No. WNV is not transmitted person-to-person or from infected animals to people.
There is one documented case of transplacental (mother-to-child) transmission of WNV in humans. Although the newborn in this case was infected with WNV at birth and had severe medical problems, it is unknown whether the WNV infection itself caused these problems or whether they were coincidental. Nevertheless, pregnant women should take precautions to reduce their risk for WNV and other arboviral infections by using protective clothing and insect repellents containing DEET to avoid mosquitoes.
Infected mosquitoes are the primary source for WNV. Although ticks infected with WNV have been found in Asia and Africa, their role in the transmission and maintenance of the virus is uncertain. In addition, there is no information to suggest that ticks have played any role in the cases identified in the United States.

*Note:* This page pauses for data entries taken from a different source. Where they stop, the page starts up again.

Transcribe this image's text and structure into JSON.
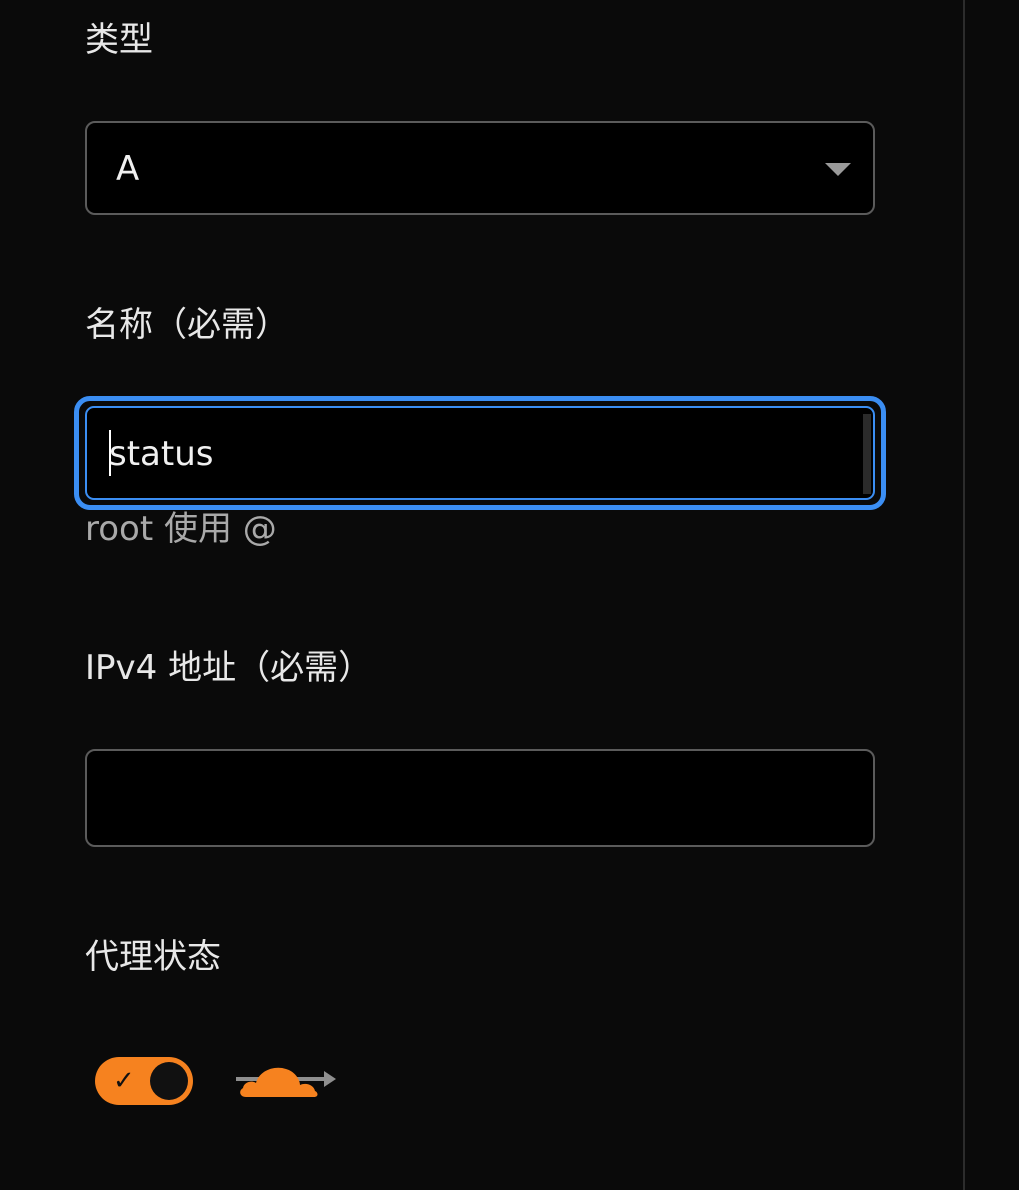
{
  "form": {
    "type": {
      "label": "类型",
      "value": "A"
    },
    "name": {
      "label": "名称（必需）",
      "value": "status",
      "hint": "root 使用 @"
    },
    "ipv4": {
      "label": "IPv4 地址（必需）",
      "value": ""
    },
    "proxy": {
      "label": "代理状态",
      "enabled": true,
      "icon": "proxied-cloud-icon"
    }
  },
  "colors": {
    "accent": "#f6821f",
    "focus": "#3b8ef3",
    "background": "#0a0a0a",
    "field_bg": "#000000",
    "field_border": "#5b5b5b"
  }
}
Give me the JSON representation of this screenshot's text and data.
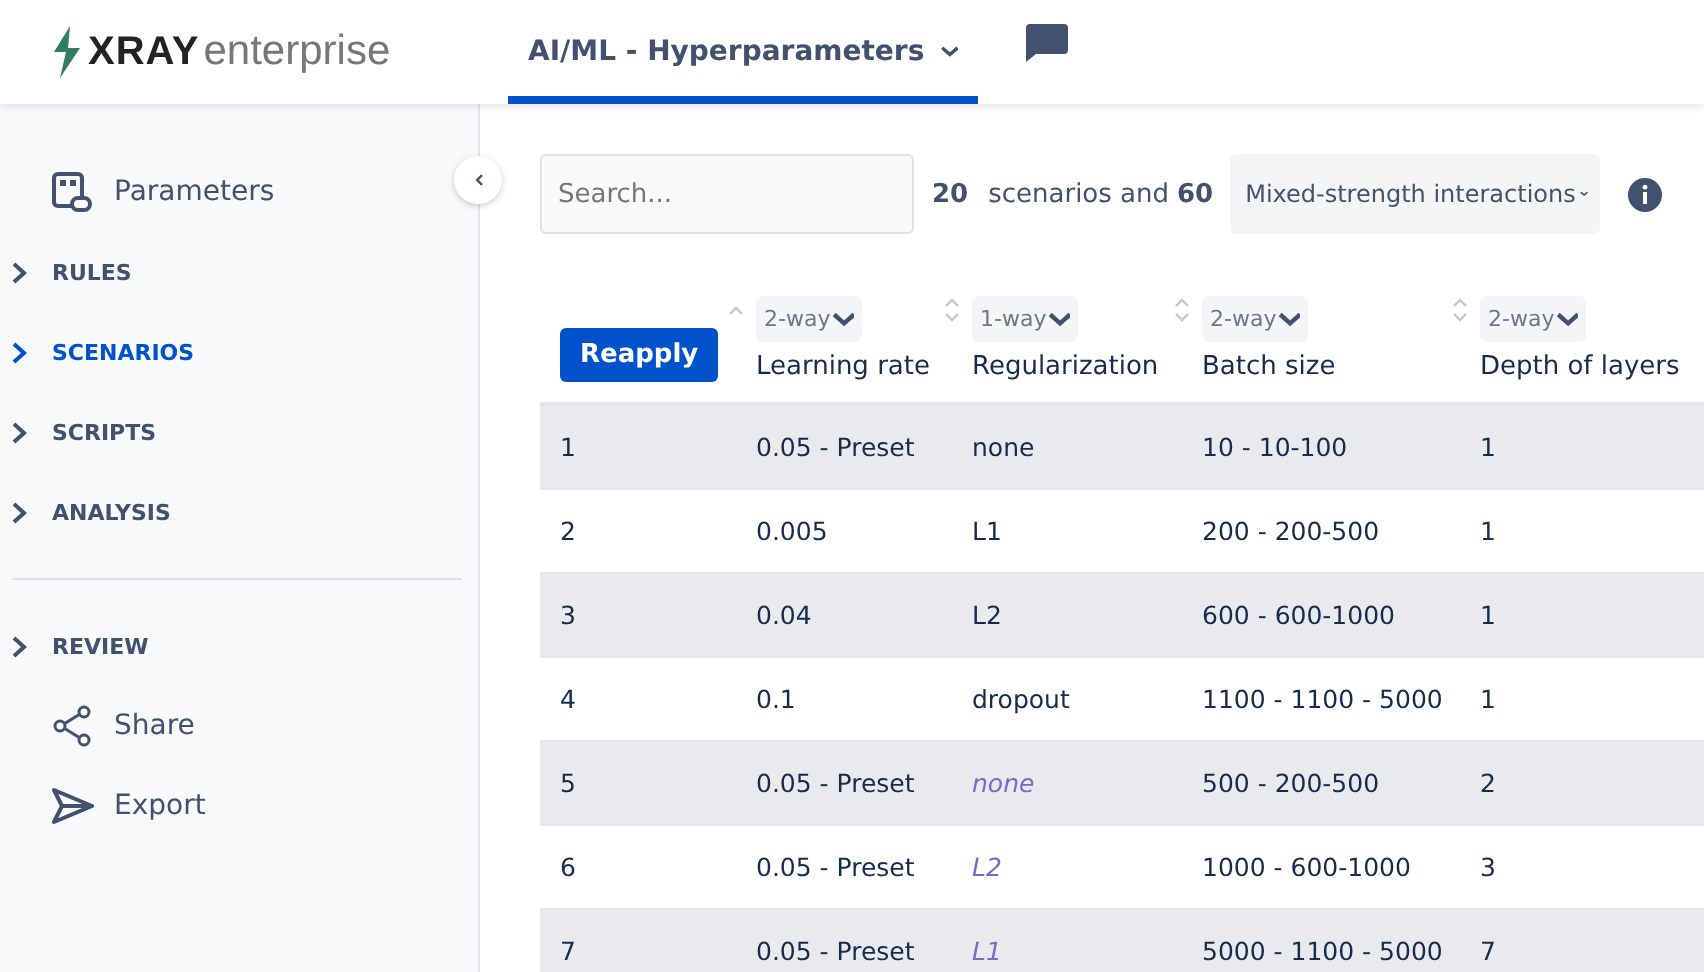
{
  "header": {
    "logo_bold": "XRAY",
    "logo_light": "enterprise",
    "tabs": [
      {
        "label": "AI/ML - Hyperparameters",
        "selected": true
      }
    ]
  },
  "sidebar": {
    "items": [
      {
        "kind": "parameters",
        "label": "Parameters"
      },
      {
        "kind": "section",
        "label": "RULES",
        "selected": false
      },
      {
        "kind": "section",
        "label": "SCENARIOS",
        "selected": true
      },
      {
        "kind": "section",
        "label": "SCRIPTS",
        "selected": false
      },
      {
        "kind": "section",
        "label": "ANALYSIS",
        "selected": false
      },
      {
        "kind": "divider"
      },
      {
        "kind": "section",
        "label": "REVIEW",
        "selected": false
      },
      {
        "kind": "share",
        "label": "Share"
      },
      {
        "kind": "export",
        "label": "Export"
      }
    ]
  },
  "toolbar": {
    "search": {
      "placeholder": "Search..."
    },
    "scenario_count": "20",
    "summary_text": "scenarios and",
    "interaction_count": "60",
    "strategy": "Mixed-strength interactions"
  },
  "table": {
    "reapply_button": "Reapply",
    "columns": [
      {
        "label": "Learning rate",
        "strength": "2-way"
      },
      {
        "label": "Regularization",
        "strength": "1-way"
      },
      {
        "label": "Batch size",
        "strength": "2-way"
      },
      {
        "label": "Depth of layers",
        "strength": "2-way"
      }
    ],
    "rows": [
      {
        "number": "1",
        "cells": [
          {
            "text": "0.05 - Preset",
            "derived": false
          },
          {
            "text": "none",
            "derived": false
          },
          {
            "text": "10 - 10-100",
            "derived": false
          },
          {
            "text": "1",
            "derived": false
          }
        ]
      },
      {
        "number": "2",
        "cells": [
          {
            "text": "0.005",
            "derived": false
          },
          {
            "text": "L1",
            "derived": false
          },
          {
            "text": "200 - 200-500",
            "derived": false
          },
          {
            "text": "1",
            "derived": false
          }
        ]
      },
      {
        "number": "3",
        "cells": [
          {
            "text": "0.04",
            "derived": false
          },
          {
            "text": "L2",
            "derived": false
          },
          {
            "text": "600 - 600-1000",
            "derived": false
          },
          {
            "text": "1",
            "derived": false
          }
        ]
      },
      {
        "number": "4",
        "cells": [
          {
            "text": "0.1",
            "derived": false
          },
          {
            "text": "dropout",
            "derived": false
          },
          {
            "text": "1100 - 1100 - 5000",
            "derived": false
          },
          {
            "text": "1",
            "derived": false
          }
        ]
      },
      {
        "number": "5",
        "cells": [
          {
            "text": "0.05 - Preset",
            "derived": false
          },
          {
            "text": "none",
            "derived": true
          },
          {
            "text": "500 - 200-500",
            "derived": false
          },
          {
            "text": "2",
            "derived": false
          }
        ]
      },
      {
        "number": "6",
        "cells": [
          {
            "text": "0.05 - Preset",
            "derived": false
          },
          {
            "text": "L2",
            "derived": true
          },
          {
            "text": "1000 - 600-1000",
            "derived": false
          },
          {
            "text": "3",
            "derived": false
          }
        ]
      },
      {
        "number": "7",
        "cells": [
          {
            "text": "0.05 - Preset",
            "derived": false
          },
          {
            "text": "L1",
            "derived": true
          },
          {
            "text": "5000 - 1100 - 5000",
            "derived": false
          },
          {
            "text": "7",
            "derived": false
          }
        ]
      }
    ]
  }
}
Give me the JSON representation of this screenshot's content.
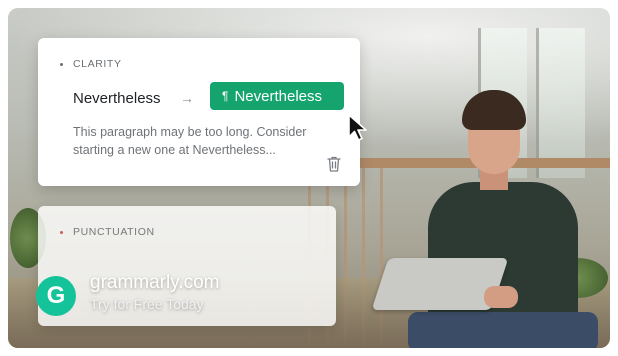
{
  "cards": {
    "clarity": {
      "category": "CLARITY",
      "original_word": "Nevertheless",
      "suggestion": "Nevertheless",
      "suggestion_icon": "¶",
      "description": "This paragraph may be too long. Consider starting a new one at Nevertheless..."
    },
    "punctuation": {
      "category": "PUNCTUATION"
    }
  },
  "brand": {
    "logo_letter": "G",
    "name": "grammarly.com",
    "tagline": "Try for Free Today"
  },
  "colors": {
    "accent": "#15a46e",
    "brand_badge": "#15c39a",
    "punctuation_dot": "#d4504a"
  },
  "icons": [
    "arrow-right-icon",
    "pilcrow-icon",
    "trash-icon",
    "mouse-cursor-icon",
    "grammarly-logo-icon"
  ]
}
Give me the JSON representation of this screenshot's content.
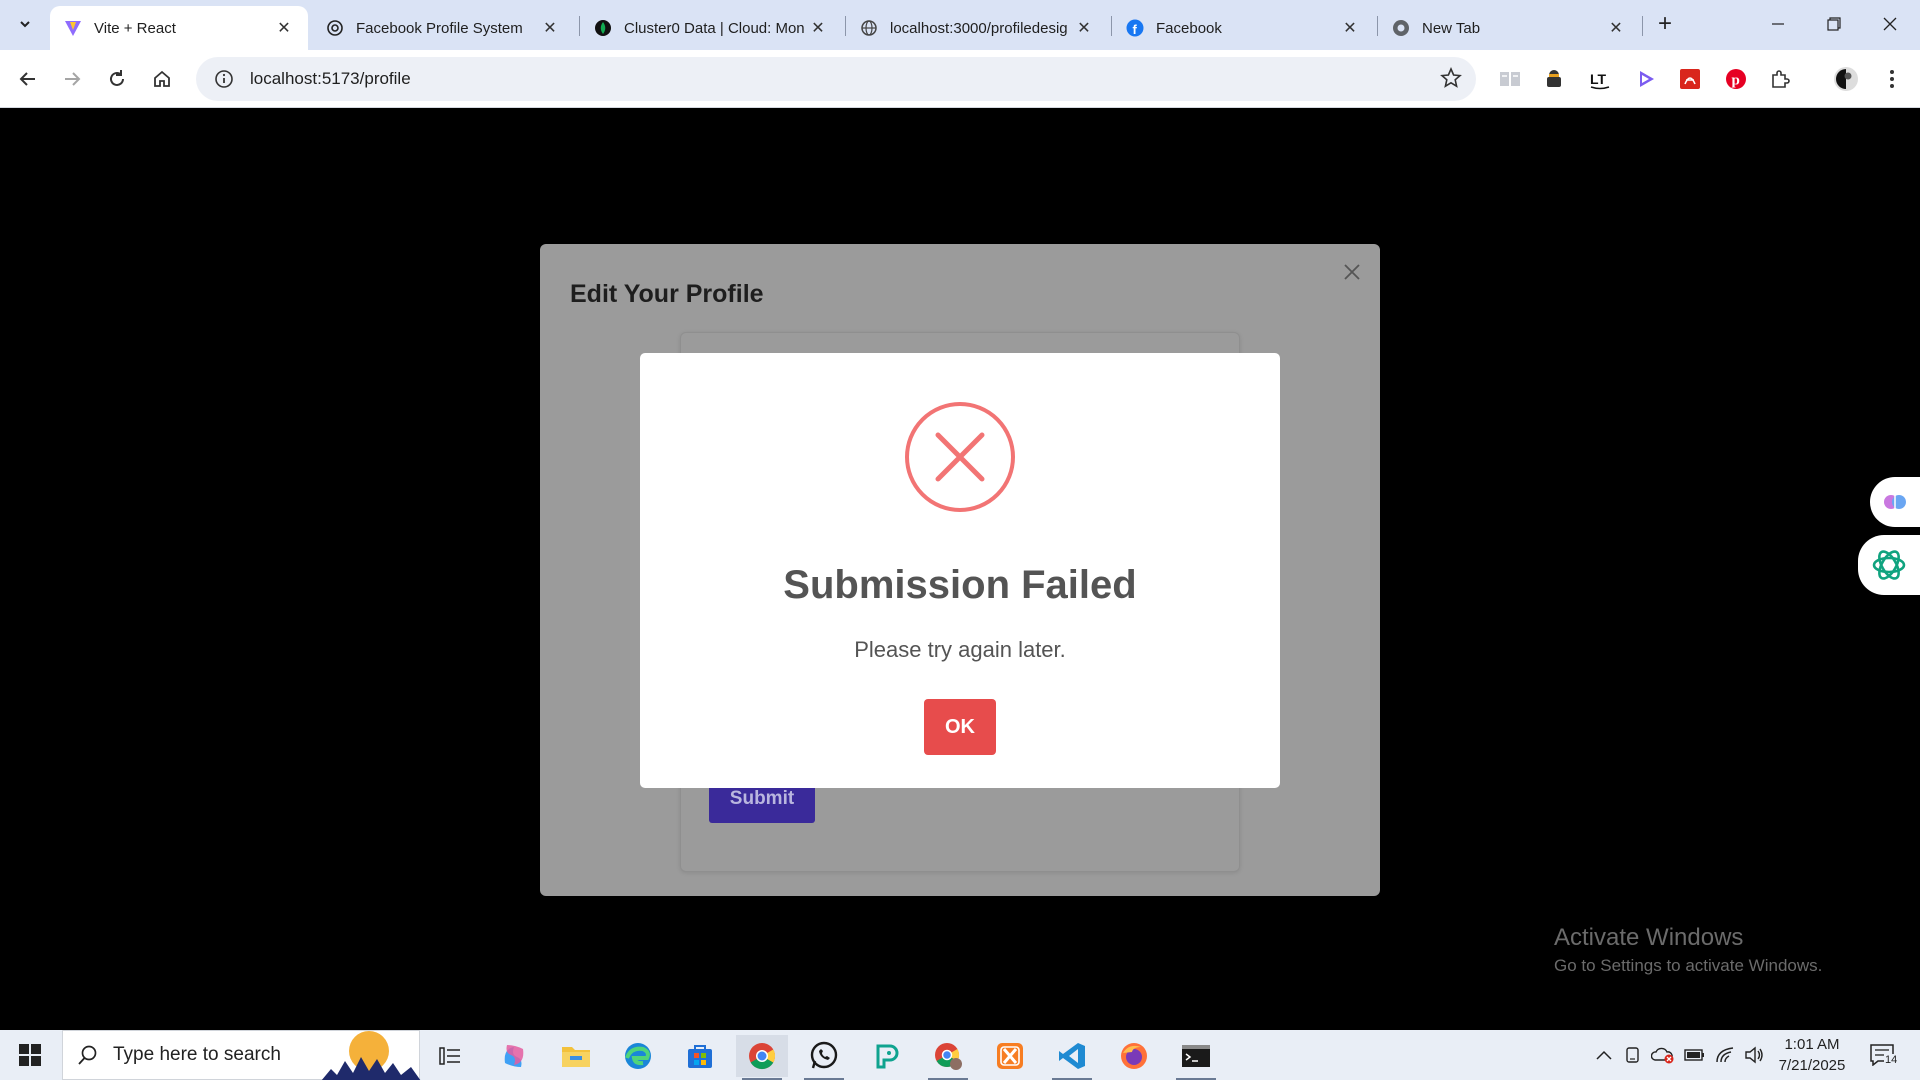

Following transmission by an infected mosquito, WNV multiplies in the person's blood system and crosses the blood-brain barrier to reach the brain. The virus interferes with normal central nervous system functioning and causes inflammation of brain tissue. Recommended Web sites: